Given records: Begin
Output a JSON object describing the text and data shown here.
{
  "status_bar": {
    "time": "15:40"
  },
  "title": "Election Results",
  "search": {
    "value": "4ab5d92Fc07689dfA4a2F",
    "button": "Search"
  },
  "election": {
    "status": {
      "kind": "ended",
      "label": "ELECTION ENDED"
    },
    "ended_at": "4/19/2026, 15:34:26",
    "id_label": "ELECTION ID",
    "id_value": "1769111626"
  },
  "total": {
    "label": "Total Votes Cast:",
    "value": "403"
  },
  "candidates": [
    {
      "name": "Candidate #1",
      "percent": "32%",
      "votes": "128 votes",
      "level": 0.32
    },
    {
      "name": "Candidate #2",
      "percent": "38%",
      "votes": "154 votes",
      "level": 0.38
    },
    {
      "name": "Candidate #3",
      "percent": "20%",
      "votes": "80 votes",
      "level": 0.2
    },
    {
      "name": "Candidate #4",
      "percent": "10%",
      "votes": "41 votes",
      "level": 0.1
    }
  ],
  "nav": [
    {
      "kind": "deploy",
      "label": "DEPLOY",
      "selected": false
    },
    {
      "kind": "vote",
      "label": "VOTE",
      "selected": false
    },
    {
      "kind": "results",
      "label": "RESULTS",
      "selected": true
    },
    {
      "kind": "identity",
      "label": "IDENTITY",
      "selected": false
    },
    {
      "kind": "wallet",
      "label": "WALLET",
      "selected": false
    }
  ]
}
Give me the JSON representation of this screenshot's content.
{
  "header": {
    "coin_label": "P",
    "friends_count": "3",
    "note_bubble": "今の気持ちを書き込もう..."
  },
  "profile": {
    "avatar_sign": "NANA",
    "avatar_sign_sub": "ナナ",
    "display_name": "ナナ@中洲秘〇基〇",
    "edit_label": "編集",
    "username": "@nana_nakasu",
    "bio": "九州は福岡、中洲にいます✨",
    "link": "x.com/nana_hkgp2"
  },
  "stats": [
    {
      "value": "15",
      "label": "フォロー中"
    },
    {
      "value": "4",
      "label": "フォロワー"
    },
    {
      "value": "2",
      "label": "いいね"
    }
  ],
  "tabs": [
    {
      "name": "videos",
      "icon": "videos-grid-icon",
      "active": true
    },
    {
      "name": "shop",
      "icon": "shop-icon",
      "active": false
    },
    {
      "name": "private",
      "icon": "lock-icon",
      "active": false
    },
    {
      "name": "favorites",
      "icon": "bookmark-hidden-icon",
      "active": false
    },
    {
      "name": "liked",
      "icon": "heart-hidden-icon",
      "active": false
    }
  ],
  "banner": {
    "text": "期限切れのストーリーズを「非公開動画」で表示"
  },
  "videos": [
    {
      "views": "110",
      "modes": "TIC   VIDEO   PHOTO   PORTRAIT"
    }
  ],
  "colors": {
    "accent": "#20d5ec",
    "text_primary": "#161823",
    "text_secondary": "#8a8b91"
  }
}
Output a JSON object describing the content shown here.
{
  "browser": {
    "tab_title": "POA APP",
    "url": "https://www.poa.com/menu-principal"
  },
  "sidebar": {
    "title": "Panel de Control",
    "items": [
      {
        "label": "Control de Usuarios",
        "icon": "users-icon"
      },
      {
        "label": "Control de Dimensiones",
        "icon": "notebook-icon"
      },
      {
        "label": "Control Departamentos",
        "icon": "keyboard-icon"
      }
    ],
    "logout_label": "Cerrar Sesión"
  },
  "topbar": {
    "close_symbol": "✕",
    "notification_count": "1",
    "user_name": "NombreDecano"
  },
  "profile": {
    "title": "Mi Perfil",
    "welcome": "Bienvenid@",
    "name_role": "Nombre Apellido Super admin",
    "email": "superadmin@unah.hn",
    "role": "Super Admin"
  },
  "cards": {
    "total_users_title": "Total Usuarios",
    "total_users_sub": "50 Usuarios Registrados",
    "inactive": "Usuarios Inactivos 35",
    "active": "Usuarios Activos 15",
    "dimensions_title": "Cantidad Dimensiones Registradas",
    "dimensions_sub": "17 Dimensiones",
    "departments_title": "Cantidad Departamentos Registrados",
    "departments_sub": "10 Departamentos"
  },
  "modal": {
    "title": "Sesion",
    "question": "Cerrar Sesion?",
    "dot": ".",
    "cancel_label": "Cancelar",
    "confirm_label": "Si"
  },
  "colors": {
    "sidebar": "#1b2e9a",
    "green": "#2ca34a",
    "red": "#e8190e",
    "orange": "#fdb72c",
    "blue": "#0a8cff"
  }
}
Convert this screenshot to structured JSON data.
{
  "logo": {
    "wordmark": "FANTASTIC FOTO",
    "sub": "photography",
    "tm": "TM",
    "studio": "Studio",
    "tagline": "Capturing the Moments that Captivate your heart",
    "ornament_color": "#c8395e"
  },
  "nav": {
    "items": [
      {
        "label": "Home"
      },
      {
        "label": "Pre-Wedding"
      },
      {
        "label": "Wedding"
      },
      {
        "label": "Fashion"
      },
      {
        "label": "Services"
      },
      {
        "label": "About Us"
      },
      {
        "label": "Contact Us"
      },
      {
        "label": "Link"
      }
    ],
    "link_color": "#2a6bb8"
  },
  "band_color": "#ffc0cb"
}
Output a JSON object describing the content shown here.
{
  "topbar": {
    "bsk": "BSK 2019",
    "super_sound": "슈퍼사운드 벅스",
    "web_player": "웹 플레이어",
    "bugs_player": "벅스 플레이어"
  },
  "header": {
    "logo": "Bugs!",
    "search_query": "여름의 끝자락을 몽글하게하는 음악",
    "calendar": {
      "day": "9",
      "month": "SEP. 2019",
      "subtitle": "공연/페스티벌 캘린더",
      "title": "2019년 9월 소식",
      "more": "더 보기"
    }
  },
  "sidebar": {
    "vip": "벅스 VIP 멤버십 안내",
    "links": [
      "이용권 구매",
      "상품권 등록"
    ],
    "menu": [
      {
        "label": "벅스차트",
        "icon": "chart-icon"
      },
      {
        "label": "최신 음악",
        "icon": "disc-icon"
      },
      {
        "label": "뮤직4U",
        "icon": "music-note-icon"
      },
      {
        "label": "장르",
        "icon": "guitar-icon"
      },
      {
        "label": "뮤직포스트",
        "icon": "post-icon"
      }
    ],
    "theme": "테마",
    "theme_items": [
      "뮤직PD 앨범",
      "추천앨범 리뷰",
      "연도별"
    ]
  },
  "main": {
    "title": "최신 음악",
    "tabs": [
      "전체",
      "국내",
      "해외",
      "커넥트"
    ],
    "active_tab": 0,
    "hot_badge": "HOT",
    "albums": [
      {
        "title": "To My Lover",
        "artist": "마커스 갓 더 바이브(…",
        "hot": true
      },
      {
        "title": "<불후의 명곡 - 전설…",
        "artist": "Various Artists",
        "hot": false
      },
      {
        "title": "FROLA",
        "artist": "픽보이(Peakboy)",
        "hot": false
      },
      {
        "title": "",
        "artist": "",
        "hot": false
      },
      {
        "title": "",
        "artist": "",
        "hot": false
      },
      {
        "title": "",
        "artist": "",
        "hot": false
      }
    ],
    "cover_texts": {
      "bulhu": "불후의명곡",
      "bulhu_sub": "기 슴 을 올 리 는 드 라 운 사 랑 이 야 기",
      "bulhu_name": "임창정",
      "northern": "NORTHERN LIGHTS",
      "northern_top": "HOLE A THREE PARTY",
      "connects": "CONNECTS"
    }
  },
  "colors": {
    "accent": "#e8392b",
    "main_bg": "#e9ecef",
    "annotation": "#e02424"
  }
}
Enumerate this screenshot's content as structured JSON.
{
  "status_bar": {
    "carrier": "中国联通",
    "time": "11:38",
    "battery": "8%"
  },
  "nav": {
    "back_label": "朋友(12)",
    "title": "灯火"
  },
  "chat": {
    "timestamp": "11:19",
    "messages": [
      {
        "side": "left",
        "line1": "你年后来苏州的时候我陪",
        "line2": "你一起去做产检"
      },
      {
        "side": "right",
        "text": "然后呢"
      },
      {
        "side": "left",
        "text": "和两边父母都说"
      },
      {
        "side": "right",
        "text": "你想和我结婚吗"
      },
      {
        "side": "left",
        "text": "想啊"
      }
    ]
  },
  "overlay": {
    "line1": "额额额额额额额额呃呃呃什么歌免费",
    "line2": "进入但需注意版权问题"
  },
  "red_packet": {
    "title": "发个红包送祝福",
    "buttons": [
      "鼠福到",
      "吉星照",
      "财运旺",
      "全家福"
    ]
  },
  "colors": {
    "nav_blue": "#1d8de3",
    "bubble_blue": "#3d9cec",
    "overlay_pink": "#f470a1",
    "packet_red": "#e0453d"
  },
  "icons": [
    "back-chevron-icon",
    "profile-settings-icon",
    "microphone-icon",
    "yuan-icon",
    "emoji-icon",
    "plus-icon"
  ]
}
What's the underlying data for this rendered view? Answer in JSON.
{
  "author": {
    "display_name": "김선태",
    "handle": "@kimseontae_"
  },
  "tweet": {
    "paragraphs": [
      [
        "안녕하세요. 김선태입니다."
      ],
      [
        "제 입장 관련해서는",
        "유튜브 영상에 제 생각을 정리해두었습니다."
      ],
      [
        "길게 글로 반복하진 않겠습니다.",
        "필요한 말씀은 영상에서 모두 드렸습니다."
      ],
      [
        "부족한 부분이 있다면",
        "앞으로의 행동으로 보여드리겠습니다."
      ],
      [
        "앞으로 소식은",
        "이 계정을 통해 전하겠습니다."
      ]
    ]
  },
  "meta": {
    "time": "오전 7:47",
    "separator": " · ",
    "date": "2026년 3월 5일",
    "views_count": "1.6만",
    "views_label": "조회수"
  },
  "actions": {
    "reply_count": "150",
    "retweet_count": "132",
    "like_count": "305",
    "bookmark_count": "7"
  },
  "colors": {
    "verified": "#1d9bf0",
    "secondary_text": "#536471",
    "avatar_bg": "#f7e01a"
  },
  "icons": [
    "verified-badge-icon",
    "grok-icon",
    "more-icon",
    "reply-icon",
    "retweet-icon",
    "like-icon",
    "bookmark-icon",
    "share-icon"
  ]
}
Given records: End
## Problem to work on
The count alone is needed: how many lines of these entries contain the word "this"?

## Written answer
4